(Data records for software interfaces)
::::

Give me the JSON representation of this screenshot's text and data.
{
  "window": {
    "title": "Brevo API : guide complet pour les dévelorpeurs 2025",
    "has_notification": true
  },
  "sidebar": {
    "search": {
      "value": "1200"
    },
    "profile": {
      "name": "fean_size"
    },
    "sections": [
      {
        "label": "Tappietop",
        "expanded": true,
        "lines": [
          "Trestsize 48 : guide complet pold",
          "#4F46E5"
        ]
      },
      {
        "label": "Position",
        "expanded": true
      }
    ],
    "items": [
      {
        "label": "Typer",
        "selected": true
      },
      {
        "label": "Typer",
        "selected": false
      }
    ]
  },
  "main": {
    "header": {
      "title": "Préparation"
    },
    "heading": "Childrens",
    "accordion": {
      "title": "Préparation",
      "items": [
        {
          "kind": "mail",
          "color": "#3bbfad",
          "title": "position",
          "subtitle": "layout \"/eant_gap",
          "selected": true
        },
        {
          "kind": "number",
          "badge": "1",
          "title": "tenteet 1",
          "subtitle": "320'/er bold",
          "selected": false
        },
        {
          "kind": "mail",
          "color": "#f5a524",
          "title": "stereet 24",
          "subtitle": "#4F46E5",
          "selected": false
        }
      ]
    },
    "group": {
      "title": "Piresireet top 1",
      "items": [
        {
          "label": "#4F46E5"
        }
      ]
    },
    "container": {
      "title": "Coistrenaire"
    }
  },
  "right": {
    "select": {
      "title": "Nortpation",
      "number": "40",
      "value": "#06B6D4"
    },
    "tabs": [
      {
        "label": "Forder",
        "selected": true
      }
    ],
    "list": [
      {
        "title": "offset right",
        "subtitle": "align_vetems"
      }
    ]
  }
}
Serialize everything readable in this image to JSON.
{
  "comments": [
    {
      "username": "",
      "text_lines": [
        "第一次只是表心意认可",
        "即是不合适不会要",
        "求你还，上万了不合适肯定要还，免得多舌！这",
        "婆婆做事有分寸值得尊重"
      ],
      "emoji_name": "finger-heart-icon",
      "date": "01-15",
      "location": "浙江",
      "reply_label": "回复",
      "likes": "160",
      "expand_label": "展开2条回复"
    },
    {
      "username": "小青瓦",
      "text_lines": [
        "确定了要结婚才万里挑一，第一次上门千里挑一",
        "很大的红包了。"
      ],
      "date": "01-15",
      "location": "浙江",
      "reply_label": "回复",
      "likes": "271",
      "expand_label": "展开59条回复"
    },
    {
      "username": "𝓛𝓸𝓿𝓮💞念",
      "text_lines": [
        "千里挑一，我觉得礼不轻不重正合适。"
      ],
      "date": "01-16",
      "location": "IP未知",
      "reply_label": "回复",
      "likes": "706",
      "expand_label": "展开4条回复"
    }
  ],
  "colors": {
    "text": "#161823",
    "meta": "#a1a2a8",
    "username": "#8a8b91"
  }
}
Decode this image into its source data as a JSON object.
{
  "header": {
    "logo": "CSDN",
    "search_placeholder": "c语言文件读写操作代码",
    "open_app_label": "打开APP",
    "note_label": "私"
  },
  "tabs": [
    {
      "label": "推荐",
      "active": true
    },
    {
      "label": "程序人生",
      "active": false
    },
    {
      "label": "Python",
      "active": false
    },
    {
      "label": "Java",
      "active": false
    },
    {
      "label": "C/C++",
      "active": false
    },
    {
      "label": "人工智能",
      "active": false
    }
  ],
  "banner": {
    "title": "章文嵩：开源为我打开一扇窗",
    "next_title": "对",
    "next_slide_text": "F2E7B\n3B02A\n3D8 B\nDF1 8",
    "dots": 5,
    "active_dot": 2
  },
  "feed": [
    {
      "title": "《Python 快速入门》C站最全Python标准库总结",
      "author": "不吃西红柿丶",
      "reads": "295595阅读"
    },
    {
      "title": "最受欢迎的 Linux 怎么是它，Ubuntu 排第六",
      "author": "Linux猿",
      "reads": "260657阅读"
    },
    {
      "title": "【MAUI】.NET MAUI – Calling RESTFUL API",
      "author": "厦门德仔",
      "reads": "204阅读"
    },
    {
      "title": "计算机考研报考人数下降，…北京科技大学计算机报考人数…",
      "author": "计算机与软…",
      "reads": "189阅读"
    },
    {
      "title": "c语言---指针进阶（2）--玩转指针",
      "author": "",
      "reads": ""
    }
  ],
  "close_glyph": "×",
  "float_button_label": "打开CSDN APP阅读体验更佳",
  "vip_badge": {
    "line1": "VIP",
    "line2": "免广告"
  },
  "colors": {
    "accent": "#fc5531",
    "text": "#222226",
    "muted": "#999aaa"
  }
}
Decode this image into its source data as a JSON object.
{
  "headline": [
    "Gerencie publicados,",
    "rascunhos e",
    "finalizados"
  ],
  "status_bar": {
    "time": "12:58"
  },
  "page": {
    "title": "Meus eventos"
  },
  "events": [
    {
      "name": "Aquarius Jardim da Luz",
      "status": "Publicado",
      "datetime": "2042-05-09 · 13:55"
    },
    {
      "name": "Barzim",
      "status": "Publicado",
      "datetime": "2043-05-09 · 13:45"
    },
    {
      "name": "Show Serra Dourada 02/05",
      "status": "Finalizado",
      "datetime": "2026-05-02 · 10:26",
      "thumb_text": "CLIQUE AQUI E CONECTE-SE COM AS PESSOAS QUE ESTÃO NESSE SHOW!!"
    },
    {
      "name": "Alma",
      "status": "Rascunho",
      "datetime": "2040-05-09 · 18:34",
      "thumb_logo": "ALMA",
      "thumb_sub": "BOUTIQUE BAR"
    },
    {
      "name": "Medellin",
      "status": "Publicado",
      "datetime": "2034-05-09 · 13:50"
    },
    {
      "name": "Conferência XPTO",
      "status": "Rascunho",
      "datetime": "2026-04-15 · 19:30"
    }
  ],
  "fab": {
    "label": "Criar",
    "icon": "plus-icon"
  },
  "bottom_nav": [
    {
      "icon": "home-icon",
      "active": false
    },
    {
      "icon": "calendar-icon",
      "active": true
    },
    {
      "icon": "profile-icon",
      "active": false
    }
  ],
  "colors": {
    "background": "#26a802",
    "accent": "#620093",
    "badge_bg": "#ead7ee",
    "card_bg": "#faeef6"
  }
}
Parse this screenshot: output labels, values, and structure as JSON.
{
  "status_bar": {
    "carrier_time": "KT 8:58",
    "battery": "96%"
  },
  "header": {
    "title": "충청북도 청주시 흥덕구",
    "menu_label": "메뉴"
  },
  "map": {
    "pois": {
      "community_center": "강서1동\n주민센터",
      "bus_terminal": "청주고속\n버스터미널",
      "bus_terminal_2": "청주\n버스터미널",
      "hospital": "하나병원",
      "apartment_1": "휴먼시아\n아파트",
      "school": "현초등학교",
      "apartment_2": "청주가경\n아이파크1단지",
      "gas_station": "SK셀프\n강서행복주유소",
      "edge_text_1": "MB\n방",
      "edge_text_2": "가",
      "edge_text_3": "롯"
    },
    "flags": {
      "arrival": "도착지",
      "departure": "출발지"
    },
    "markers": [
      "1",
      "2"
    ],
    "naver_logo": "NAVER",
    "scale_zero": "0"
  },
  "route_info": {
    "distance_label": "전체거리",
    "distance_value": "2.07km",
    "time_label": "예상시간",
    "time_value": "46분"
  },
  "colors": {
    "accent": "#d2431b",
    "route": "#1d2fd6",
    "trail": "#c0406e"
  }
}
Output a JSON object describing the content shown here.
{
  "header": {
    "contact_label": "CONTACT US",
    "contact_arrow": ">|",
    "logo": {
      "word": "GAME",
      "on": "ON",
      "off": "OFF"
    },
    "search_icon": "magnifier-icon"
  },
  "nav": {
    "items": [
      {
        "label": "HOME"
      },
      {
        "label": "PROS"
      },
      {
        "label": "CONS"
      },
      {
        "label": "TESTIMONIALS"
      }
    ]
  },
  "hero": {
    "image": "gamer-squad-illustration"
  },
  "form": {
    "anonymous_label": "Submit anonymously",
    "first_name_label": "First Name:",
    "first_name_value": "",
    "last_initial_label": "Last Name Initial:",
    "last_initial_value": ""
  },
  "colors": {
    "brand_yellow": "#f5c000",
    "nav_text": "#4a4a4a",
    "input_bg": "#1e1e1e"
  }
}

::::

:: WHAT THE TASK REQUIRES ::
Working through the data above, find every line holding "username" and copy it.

:: SOLUTION TO THE PROBLEM ::
      "username": "",
      "username": "小青瓦",
      "username": "𝓛𝓸𝓿𝓮💞念",
    "username": "#8a8b91"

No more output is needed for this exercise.